When swallowed food reaches the bottom of the esophagus, the food passes through a valve that separates the end of the esophagus from the top of the stomach. This valve is the lower esophageal sphincter, or LES. It opens to allow objects to pass from the esophagus into the stomach, and then closes again to prevent the contents of the stomach from re-entering the esophagus. Or at least that's how it normally works.
When the LES malfunctions, it does so in one of two ways: It either randomly decides to relax (which is the cause of "normal" heartburn), or the LES tries to close but it doesn't completely shut. When either occurs, stomach acid, bile and recently swallowed food or beverages can return through the open valve, moving up the esophagus and even back into the mouth.
Frequent regurgitation of acid can lead to serious conditions such as esophagitis -- inflammation and damage to the esophageal lining -- or esophageal stricture, a narrowing of the esophagus caused by a near-constant state of repair as the esophagus attempts to heal from the effects of esophagitis.

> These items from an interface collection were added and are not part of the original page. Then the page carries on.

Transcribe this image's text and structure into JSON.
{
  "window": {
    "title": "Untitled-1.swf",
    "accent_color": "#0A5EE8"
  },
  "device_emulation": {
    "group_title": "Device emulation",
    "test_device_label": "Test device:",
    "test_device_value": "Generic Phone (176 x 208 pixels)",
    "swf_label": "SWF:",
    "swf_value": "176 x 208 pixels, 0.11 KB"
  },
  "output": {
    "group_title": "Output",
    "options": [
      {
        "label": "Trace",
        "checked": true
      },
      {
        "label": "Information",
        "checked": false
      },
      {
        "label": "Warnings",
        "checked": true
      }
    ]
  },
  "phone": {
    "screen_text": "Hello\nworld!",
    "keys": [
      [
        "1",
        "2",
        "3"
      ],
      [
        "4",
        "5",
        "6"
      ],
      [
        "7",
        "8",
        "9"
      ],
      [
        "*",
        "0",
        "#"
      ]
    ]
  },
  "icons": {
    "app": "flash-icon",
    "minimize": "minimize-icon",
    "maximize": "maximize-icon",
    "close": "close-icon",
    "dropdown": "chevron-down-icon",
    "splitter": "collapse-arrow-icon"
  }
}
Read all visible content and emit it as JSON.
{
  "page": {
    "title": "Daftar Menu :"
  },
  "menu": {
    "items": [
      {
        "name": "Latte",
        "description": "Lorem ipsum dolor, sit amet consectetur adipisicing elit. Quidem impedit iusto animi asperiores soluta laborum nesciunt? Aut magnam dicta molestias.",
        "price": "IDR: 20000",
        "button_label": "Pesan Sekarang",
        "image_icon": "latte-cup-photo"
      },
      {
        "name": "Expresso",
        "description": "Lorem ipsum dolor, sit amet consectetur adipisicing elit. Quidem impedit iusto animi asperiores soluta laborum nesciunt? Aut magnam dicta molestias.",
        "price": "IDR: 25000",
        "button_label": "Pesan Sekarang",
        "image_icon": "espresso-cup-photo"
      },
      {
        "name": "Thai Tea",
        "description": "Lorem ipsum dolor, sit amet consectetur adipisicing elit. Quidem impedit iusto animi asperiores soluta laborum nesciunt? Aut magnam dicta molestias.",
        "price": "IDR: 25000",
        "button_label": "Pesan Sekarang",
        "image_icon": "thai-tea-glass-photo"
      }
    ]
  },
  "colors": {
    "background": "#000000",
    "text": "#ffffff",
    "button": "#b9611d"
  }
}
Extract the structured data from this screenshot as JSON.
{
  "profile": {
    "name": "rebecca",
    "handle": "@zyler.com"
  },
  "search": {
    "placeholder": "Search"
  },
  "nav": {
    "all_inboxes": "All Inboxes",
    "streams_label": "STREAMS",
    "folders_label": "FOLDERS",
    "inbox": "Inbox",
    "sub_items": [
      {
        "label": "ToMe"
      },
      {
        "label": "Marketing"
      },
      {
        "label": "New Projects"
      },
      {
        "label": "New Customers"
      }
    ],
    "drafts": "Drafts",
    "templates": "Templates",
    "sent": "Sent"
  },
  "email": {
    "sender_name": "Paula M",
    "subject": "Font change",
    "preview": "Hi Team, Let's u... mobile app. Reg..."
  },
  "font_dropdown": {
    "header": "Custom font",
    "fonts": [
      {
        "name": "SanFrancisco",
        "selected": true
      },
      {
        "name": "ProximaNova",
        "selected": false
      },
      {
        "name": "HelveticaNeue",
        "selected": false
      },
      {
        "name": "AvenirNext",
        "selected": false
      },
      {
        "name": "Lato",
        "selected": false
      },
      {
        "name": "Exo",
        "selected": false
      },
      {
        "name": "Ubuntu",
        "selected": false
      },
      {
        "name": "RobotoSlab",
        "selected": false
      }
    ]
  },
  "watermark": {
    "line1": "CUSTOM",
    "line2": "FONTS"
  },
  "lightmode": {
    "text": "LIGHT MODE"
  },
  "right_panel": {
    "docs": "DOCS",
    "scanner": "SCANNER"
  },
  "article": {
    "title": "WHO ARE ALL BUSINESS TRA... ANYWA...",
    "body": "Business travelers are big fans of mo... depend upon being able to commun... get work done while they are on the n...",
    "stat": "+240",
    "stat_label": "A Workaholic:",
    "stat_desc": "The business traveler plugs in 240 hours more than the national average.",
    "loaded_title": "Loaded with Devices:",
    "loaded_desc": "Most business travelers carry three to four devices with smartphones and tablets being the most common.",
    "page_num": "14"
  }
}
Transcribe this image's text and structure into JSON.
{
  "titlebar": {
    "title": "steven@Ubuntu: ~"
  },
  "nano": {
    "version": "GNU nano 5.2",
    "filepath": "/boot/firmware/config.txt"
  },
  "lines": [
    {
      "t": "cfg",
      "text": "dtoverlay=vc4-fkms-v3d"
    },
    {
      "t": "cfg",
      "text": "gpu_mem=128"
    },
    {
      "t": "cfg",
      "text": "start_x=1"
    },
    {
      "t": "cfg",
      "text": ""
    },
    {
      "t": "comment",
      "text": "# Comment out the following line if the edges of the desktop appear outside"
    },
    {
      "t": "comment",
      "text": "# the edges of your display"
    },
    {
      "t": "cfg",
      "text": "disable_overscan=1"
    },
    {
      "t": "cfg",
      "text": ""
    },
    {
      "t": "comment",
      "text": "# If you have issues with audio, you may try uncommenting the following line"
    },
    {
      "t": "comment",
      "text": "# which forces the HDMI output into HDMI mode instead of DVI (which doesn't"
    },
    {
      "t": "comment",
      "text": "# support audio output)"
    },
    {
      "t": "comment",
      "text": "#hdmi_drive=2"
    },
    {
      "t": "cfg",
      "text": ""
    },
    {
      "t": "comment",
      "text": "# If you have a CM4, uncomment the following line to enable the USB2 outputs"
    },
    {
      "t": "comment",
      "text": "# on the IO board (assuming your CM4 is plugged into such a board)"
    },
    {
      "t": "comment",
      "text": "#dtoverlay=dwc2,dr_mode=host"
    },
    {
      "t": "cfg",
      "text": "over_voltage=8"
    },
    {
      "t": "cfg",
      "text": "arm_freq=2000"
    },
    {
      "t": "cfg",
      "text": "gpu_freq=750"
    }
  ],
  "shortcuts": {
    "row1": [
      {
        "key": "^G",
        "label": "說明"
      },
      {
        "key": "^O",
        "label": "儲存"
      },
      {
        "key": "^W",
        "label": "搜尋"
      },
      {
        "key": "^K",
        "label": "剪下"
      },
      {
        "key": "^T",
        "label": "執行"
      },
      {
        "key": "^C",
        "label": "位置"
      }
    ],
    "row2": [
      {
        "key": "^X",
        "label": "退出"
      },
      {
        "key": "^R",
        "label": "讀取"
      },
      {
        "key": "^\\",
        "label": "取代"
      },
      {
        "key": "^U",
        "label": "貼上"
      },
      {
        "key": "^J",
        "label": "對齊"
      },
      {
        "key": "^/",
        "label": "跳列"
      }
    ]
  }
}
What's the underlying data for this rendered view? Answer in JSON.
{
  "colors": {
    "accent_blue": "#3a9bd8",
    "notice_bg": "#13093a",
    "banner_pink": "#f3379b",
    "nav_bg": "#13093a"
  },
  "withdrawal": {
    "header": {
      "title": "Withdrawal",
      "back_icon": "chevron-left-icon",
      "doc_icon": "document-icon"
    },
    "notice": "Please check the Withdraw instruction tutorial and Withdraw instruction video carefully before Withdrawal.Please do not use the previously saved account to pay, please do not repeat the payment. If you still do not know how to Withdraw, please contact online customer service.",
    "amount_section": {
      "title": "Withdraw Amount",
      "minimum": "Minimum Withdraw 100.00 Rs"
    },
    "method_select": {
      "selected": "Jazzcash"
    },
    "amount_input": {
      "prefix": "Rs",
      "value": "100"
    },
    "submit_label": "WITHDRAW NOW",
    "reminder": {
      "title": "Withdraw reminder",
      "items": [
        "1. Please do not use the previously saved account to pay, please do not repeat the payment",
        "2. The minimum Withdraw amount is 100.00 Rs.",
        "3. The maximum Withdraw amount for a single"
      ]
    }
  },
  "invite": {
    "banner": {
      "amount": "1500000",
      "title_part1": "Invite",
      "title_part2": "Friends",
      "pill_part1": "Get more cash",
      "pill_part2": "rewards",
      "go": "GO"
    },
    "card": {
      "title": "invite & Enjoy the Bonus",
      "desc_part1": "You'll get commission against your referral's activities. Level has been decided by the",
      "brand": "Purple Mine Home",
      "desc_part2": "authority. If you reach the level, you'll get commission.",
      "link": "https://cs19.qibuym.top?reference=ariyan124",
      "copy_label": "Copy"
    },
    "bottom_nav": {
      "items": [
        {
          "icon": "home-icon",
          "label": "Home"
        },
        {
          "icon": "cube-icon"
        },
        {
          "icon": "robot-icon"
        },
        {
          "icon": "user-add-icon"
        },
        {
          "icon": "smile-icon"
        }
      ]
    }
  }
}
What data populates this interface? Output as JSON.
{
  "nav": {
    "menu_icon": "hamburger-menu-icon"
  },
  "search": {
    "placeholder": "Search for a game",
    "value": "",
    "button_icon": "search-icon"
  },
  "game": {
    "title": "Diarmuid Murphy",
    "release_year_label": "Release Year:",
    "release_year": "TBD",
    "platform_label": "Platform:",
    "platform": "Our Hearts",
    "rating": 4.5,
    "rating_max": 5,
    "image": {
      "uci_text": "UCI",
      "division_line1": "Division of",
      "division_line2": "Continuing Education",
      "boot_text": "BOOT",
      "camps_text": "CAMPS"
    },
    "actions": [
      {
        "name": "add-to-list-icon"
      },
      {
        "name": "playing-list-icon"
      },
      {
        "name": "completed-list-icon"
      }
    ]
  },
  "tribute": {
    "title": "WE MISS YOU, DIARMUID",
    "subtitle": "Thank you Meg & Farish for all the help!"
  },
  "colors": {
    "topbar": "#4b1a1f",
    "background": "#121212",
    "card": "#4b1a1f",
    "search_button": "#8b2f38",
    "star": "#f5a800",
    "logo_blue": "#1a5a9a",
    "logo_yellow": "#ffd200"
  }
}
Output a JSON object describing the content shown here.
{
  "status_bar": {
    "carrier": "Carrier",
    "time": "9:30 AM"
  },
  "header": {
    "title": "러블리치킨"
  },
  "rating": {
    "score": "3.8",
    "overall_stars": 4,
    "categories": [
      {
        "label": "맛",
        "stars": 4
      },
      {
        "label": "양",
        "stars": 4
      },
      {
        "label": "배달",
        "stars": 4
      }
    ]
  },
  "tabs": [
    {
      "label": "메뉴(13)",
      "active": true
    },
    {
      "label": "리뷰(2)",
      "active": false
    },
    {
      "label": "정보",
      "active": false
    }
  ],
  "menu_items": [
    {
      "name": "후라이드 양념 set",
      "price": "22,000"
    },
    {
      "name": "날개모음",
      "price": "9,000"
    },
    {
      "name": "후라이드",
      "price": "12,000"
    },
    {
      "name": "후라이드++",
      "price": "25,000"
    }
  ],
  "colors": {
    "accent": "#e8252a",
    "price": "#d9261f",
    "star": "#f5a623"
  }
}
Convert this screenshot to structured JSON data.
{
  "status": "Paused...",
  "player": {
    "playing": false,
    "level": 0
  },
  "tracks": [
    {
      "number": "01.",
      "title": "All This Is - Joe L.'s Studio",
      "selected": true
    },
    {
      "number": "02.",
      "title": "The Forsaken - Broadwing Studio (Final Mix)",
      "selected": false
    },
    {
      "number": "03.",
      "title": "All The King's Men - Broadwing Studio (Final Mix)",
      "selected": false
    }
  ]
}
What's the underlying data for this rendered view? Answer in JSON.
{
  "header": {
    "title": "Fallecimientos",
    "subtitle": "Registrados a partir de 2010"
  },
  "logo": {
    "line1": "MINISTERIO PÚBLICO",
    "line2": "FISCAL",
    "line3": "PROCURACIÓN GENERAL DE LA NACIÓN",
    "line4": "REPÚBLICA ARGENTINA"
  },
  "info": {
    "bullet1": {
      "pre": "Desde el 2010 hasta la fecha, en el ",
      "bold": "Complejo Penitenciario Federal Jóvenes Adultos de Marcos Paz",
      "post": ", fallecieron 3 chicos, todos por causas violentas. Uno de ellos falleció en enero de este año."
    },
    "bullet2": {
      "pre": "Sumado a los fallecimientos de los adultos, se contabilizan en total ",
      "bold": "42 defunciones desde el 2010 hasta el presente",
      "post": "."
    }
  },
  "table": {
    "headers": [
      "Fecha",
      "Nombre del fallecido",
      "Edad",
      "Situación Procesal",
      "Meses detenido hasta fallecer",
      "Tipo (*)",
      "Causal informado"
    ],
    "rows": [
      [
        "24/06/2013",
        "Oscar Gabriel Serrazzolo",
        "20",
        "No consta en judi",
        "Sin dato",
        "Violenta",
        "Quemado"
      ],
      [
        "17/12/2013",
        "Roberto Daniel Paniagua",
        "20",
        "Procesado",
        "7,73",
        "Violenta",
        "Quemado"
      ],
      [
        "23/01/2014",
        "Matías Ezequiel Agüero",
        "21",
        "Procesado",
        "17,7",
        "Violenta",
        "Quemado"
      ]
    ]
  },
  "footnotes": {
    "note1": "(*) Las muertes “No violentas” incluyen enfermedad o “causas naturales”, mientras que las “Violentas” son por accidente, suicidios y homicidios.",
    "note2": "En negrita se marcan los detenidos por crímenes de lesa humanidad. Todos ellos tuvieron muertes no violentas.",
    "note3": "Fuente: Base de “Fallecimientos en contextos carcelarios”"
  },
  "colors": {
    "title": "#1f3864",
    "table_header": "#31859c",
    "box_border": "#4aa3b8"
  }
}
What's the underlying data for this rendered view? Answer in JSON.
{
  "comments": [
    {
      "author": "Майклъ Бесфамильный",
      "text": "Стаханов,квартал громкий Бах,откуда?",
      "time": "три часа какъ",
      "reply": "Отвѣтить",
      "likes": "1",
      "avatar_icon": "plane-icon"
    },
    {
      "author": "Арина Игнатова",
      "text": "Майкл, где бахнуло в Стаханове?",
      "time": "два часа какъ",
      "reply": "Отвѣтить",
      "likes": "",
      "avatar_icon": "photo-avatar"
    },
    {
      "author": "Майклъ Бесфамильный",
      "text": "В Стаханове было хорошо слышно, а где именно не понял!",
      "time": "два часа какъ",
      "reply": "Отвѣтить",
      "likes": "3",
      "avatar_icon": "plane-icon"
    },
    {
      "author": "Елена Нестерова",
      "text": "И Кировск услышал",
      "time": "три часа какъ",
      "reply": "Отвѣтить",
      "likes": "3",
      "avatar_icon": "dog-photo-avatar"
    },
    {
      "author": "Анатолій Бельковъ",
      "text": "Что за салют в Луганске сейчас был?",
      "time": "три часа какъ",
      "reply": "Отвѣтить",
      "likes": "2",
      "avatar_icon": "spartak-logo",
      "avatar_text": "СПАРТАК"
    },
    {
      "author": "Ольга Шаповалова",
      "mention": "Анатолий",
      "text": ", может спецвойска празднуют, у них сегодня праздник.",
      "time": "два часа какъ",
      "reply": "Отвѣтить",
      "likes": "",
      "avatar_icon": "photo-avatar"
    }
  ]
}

Fortunately, there are certain lifestyle changes you can make to relieve the symptoms of GERD. Better yet, you're about to learn about five of these lifestyle changes, starting with your attention span.